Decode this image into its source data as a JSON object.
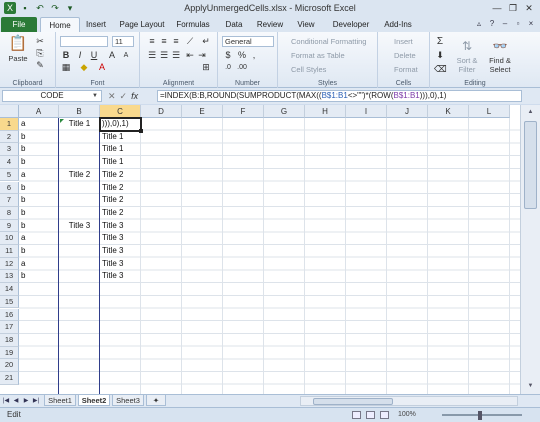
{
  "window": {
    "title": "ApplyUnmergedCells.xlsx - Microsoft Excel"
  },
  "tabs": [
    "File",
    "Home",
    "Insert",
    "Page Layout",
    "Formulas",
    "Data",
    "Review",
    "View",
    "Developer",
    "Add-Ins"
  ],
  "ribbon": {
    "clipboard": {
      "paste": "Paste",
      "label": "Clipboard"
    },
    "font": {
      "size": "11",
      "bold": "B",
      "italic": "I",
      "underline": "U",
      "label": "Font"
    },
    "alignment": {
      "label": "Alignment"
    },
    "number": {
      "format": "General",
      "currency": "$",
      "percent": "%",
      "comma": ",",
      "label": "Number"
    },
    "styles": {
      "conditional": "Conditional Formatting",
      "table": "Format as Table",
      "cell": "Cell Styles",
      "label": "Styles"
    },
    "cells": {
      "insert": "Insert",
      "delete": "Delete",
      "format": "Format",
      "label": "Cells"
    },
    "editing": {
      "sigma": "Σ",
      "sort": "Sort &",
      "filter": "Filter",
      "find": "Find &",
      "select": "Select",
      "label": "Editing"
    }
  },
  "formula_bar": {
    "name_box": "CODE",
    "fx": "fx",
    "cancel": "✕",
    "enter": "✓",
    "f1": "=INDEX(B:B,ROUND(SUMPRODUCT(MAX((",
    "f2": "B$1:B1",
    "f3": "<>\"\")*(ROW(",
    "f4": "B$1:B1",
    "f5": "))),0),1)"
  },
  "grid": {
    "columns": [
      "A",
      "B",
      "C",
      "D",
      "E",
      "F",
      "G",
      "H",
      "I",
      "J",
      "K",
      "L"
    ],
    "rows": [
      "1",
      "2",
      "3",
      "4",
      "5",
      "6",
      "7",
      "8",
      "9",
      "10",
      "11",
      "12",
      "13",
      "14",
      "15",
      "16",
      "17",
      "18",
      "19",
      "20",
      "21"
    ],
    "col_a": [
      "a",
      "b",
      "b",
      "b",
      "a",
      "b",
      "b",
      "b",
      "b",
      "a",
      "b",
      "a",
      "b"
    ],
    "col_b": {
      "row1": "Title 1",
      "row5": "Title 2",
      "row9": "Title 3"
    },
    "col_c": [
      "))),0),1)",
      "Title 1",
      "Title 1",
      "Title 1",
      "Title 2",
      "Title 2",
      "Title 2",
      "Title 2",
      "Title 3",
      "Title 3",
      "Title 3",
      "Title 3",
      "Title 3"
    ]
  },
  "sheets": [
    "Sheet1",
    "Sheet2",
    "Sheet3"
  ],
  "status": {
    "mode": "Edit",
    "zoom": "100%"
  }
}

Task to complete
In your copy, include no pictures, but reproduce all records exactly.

Answer box
Decode this image into its source data as a JSON object.
{
  "window": {
    "title": "ApplyUnmergedCells.xlsx - Microsoft Excel"
  },
  "tabs": [
    "File",
    "Home",
    "Insert",
    "Page Layout",
    "Formulas",
    "Data",
    "Review",
    "View",
    "Developer",
    "Add-Ins"
  ],
  "ribbon": {
    "clipboard": {
      "paste": "Paste",
      "label": "Clipboard"
    },
    "font": {
      "size": "11",
      "bold": "B",
      "italic": "I",
      "underline": "U",
      "label": "Font"
    },
    "alignment": {
      "label": "Alignment"
    },
    "number": {
      "format": "General",
      "currency": "$",
      "percent": "%",
      "comma": ",",
      "label": "Number"
    },
    "styles": {
      "conditional": "Conditional Formatting",
      "table": "Format as Table",
      "cell": "Cell Styles",
      "label": "Styles"
    },
    "cells": {
      "insert": "Insert",
      "delete": "Delete",
      "format": "Format",
      "label": "Cells"
    },
    "editing": {
      "sigma": "Σ",
      "sort": "Sort &",
      "filter": "Filter",
      "find": "Find &",
      "select": "Select",
      "label": "Editing"
    }
  },
  "formula_bar": {
    "name_box": "CODE",
    "fx": "fx",
    "cancel": "✕",
    "enter": "✓",
    "f1": "=INDEX(B:B,ROUND(SUMPRODUCT(MAX((",
    "f2": "B$1:B1",
    "f3": "<>\"\")*(ROW(",
    "f4": "B$1:B1",
    "f5": "))),0),1)"
  },
  "grid": {
    "columns": [
      "A",
      "B",
      "C",
      "D",
      "E",
      "F",
      "G",
      "H",
      "I",
      "J",
      "K",
      "L"
    ],
    "rows": [
      "1",
      "2",
      "3",
      "4",
      "5",
      "6",
      "7",
      "8",
      "9",
      "10",
      "11",
      "12",
      "13",
      "14",
      "15",
      "16",
      "17",
      "18",
      "19",
      "20",
      "21"
    ],
    "col_a": [
      "a",
      "b",
      "b",
      "b",
      "a",
      "b",
      "b",
      "b",
      "b",
      "a",
      "b",
      "a",
      "b"
    ],
    "col_b": {
      "row1": "Title 1",
      "row5": "Title 2",
      "row9": "Title 3"
    },
    "col_c": [
      "))),0),1)",
      "Title 1",
      "Title 1",
      "Title 1",
      "Title 2",
      "Title 2",
      "Title 2",
      "Title 2",
      "Title 3",
      "Title 3",
      "Title 3",
      "Title 3",
      "Title 3"
    ]
  },
  "sheets": [
    "Sheet1",
    "Sheet2",
    "Sheet3"
  ],
  "status": {
    "mode": "Edit",
    "zoom": "100%"
  }
}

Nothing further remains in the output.